“I was amazed by how they preserved this incredible structure,” said De La Garza. “Every window, balcony and door showed beautiful views, and the craftsmanship is perfectly illustrated by the fact that the building looks good, even after all these years.”
Like most people, engineers are multifaceted. It’s not all about math and fluid dynamics. The nonengineering-related material encouraged the students to see the world in a different light. According to Treviño, it gave them a chance to see how engineering could work in previously unthought of ways.
“Spending time away from my structured path of engineering, here at UTSA, allowed me the freedom to imagine, ‘What do I want to do with a degree in mechanical engineering?’ It gave me such a fresh outlook on engineering in general and how it is really handled in other parts of the world.”
“During this trip I viewed everything with an engineering approach even though I was not there as an engineer,” added De La Garza. “The Coliseum, the Pisa Tower, the arena at Verona, The Ponte Veccio, every single one of them is an amazing structure to study as an engineer.”
Qualifying for the program isn’t easy. Participants must be enrolled full-time (12-15 credit hours for undergraduates and 9-12 credit hours for grad students) and maintain a defined GPA (2.5 for undergrads, 3.0 for graduates) to qualify for the study abroad program. The participants were given opportunities to study a variety of topics from Italian history to journalism throughout the semester. The academic guidelines and courses are established to ensure students get the most out of studying abroad.
“I was part of a program for the College of Liberal and Fine Arts while I was abroad,” explained De La Garza. “Some of the classes offered during that time were Italian language, history, arts, cinema, and journalism. Since I will be getting a minor in Italian, when I am done with my Advanced Italian class this December, more opportunities will be created to work in countries outside of the United States. Overall, this experience to learn first-hand the history and language of Italy was priceless.”
Echoing her sentiment, Treviño said, “I learned to be Italian. I learned to drink, eat, dress, walk and talk like an Italian. I learned to live easy and free, to love, and I learned the importance of living with pure passion. I feel so incredibly inspired to chase all of my dreams, no matter how crazy they are.”
Like all good study abroad programs, the one to Urbino encouraged the students to visit places outside of the city. With such a diverse culture and landscape, the students were eager to see what else Italy and Europe had to offer.
“While in Venice, I was able to catch the pre-celebrations and first day of Carnevale,” recalled Treviño. “ I made a weekend trip down to Naples and was there to witness the chaos of the presidential elections in southern Italy. During our spring break we were even lucky enough to catch a Futbol Club Barcelona game at their home stadium. While in Rome, we stayed near the Vatican and walked with thousands to catch a glimpse of the new ‘Papa’ as he made his first address to Italy and the world.”

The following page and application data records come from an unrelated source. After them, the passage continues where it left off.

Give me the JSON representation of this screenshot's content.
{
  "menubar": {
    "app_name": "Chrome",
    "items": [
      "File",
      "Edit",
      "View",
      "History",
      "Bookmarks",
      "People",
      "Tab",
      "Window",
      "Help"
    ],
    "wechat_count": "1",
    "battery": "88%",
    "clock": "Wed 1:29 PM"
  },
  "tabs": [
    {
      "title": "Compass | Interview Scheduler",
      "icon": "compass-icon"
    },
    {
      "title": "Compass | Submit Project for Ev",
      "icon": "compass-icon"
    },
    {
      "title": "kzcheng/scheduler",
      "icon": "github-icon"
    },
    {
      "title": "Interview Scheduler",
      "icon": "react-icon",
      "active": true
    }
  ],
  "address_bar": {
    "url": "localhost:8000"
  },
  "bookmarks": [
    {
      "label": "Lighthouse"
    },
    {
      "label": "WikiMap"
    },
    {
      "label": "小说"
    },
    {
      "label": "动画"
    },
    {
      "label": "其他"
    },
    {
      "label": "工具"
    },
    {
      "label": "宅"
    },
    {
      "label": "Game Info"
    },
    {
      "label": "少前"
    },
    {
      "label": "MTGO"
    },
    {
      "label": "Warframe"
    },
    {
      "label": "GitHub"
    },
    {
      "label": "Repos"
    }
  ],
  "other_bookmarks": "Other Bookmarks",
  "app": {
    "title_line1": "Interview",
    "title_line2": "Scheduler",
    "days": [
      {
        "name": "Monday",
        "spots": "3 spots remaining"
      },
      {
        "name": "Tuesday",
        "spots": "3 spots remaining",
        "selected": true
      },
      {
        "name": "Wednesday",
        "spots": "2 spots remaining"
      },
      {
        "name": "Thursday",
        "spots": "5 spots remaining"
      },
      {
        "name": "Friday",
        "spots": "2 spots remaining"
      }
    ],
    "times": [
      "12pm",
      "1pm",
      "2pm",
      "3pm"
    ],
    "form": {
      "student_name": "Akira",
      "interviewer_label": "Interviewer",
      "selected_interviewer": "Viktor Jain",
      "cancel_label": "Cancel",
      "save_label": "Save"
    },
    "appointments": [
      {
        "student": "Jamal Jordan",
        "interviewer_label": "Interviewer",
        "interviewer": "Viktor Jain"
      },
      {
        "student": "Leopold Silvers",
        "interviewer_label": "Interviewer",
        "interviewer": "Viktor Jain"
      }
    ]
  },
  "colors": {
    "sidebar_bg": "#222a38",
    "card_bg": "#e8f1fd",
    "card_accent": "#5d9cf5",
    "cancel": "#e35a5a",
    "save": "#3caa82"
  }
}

Whether they were studying Italian, mentally deconstructing ancient engineering, or traveling the countryside, De La Garza and Treviño acknowledge the trip to Urbino will have a life-long impact.
“The funny thing is that the experience is still ongoing for me. I was lucky enough to study and travel with some of the best individuals I have ever met,” explained Treviño. “The bonds that grew while living with these newfound friends are so incredibly strong. I love every single moment that I shared with them there and the ones we have shared since. Because of them I have the best memories. The places were beautiful, but they are amazing.”